Task item → Answer with one number only, the count of lines in the material below that hold "since".

################

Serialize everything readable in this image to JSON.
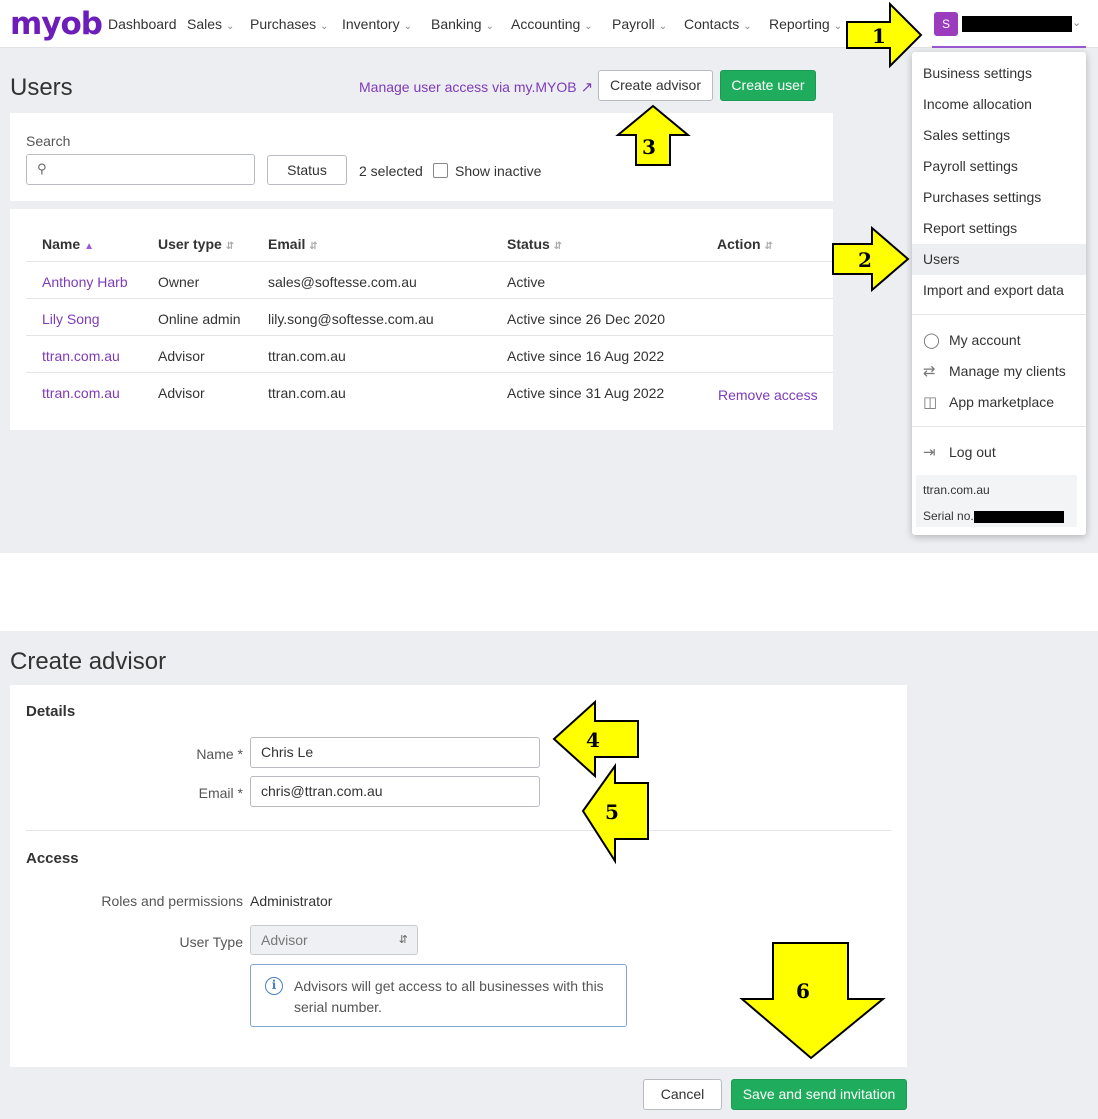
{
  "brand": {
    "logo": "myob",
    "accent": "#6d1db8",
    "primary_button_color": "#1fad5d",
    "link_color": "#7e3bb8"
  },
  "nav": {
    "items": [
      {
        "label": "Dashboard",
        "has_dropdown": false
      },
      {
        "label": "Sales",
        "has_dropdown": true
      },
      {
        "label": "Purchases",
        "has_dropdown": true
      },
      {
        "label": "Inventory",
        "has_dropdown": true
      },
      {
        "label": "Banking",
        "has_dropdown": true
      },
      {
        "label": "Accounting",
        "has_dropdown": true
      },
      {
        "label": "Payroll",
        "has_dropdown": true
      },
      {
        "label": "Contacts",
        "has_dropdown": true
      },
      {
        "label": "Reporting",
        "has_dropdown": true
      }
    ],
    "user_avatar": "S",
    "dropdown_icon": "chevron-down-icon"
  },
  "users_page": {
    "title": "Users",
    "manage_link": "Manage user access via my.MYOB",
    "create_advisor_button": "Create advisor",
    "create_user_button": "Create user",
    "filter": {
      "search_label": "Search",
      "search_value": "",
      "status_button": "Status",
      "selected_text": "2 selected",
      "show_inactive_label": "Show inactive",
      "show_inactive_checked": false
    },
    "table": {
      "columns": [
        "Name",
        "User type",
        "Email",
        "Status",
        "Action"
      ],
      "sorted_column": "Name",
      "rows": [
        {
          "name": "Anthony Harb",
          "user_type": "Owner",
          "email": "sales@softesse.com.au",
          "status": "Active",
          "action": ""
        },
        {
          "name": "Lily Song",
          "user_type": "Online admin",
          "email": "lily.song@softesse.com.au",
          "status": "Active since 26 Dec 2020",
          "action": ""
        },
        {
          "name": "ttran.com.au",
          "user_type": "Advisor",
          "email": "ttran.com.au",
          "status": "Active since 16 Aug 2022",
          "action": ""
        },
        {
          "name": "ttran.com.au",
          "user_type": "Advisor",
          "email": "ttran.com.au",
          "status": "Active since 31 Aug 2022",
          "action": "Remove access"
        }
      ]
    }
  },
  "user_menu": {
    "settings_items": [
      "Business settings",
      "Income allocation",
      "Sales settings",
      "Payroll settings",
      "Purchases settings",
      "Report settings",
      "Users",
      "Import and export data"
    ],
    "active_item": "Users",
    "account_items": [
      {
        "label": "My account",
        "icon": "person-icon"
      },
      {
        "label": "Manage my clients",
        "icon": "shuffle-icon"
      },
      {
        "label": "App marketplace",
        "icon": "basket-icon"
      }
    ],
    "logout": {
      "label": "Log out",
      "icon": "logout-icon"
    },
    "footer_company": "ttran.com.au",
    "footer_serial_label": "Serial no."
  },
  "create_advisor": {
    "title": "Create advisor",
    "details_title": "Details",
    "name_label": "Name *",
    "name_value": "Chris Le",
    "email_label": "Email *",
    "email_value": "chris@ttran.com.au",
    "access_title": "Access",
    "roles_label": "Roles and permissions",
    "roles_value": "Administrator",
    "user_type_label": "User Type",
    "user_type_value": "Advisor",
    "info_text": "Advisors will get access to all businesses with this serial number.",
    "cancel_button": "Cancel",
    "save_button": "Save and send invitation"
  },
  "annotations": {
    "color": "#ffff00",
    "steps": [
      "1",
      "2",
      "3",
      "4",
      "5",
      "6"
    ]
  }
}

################

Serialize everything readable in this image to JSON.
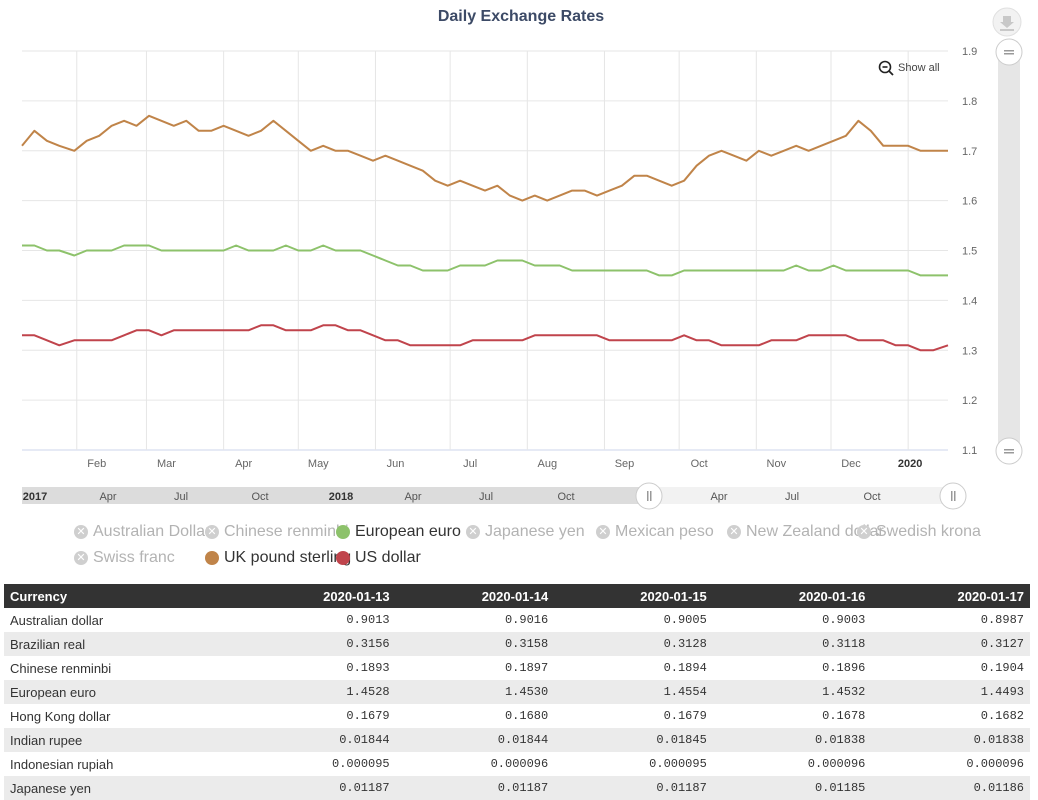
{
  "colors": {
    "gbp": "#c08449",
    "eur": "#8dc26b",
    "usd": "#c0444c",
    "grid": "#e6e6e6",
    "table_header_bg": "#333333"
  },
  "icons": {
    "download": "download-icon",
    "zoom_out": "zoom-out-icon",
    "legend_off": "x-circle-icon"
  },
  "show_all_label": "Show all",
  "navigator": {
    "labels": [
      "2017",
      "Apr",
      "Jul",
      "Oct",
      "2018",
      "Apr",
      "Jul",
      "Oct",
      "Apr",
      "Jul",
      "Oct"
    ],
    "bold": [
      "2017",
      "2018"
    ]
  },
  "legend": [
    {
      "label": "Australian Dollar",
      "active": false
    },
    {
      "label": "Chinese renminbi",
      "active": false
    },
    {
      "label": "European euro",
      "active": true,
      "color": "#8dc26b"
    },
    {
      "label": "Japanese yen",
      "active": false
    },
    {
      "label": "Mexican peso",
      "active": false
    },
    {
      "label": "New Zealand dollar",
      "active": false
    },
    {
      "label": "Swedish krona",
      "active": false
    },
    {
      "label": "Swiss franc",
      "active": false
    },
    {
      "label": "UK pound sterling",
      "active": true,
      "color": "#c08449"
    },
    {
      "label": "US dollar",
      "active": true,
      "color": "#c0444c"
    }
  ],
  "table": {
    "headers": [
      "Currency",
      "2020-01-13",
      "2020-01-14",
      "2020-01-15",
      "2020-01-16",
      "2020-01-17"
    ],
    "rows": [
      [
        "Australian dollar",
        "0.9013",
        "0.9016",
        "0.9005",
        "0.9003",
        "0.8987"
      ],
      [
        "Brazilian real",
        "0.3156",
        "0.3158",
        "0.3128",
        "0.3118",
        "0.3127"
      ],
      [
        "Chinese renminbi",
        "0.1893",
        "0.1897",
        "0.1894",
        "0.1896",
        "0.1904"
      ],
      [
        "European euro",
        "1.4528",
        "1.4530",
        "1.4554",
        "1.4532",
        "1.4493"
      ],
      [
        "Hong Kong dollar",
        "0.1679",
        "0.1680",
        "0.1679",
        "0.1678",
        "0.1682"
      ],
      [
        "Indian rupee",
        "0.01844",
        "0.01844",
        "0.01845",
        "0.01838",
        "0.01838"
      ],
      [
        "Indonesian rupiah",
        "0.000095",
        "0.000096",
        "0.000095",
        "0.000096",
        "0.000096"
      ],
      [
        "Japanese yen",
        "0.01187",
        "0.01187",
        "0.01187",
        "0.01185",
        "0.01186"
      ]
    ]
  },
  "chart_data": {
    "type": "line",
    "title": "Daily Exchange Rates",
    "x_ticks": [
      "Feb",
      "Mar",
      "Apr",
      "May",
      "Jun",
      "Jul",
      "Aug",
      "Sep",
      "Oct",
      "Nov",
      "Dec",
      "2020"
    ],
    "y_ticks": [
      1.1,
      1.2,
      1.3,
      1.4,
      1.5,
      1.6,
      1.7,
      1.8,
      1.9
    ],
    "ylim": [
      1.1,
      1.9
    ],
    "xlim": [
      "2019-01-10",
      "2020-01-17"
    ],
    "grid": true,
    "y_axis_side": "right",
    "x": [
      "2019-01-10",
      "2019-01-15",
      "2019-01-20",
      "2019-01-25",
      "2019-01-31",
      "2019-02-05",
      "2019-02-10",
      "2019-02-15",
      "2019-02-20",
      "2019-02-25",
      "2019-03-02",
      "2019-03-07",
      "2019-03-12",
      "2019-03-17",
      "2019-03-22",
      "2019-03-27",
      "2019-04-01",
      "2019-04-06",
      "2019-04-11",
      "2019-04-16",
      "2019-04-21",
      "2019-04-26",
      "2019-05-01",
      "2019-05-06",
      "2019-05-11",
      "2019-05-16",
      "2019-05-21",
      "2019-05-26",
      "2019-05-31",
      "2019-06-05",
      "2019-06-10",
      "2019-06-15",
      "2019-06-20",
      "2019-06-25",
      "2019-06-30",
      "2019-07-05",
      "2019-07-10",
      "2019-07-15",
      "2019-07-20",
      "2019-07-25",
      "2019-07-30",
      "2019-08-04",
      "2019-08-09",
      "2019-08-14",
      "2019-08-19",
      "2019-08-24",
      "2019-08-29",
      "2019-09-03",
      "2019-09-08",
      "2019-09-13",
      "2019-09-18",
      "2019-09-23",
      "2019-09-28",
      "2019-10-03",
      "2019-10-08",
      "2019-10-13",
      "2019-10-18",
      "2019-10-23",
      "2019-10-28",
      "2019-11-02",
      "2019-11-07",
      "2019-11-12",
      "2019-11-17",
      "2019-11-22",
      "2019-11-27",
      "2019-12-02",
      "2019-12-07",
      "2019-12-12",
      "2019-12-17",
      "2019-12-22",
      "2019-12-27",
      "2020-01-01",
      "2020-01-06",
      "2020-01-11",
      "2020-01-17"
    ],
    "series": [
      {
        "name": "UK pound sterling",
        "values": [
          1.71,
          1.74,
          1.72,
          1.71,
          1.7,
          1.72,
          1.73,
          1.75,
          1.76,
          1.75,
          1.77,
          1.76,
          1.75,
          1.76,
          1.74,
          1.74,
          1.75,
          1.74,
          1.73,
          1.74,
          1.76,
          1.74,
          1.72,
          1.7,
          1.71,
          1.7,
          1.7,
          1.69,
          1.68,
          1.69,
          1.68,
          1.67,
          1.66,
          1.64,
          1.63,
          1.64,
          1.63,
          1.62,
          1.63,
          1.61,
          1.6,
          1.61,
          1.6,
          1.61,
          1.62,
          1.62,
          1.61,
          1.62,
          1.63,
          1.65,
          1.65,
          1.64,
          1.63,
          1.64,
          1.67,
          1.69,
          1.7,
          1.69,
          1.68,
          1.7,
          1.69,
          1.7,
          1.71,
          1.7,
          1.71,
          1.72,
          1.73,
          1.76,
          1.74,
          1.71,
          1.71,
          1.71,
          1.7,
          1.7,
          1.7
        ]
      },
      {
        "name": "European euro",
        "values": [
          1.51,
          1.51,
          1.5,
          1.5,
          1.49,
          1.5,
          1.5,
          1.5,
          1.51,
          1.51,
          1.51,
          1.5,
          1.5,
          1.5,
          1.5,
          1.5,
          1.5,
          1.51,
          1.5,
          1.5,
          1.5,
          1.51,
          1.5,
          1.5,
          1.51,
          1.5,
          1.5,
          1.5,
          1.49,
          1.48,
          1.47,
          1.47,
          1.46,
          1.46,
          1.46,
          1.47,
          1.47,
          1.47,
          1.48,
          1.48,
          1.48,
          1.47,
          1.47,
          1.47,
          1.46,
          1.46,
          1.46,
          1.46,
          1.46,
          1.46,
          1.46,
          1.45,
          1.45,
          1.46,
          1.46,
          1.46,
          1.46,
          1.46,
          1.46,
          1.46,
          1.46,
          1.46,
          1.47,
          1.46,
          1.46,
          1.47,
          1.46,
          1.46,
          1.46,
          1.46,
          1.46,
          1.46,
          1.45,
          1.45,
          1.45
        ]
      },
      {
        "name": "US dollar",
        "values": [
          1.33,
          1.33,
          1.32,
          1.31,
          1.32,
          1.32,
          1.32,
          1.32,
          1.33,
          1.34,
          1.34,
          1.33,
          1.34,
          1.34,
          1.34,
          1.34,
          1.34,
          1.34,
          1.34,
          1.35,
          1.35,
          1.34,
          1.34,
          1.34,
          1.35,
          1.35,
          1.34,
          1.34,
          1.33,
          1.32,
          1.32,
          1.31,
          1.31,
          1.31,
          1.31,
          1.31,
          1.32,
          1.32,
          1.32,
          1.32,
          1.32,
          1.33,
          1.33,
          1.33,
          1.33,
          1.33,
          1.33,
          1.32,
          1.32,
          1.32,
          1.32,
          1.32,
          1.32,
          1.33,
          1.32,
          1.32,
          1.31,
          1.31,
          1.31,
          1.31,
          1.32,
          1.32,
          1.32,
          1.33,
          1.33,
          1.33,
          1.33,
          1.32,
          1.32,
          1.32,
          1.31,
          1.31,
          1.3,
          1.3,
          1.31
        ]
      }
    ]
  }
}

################

Reply → 3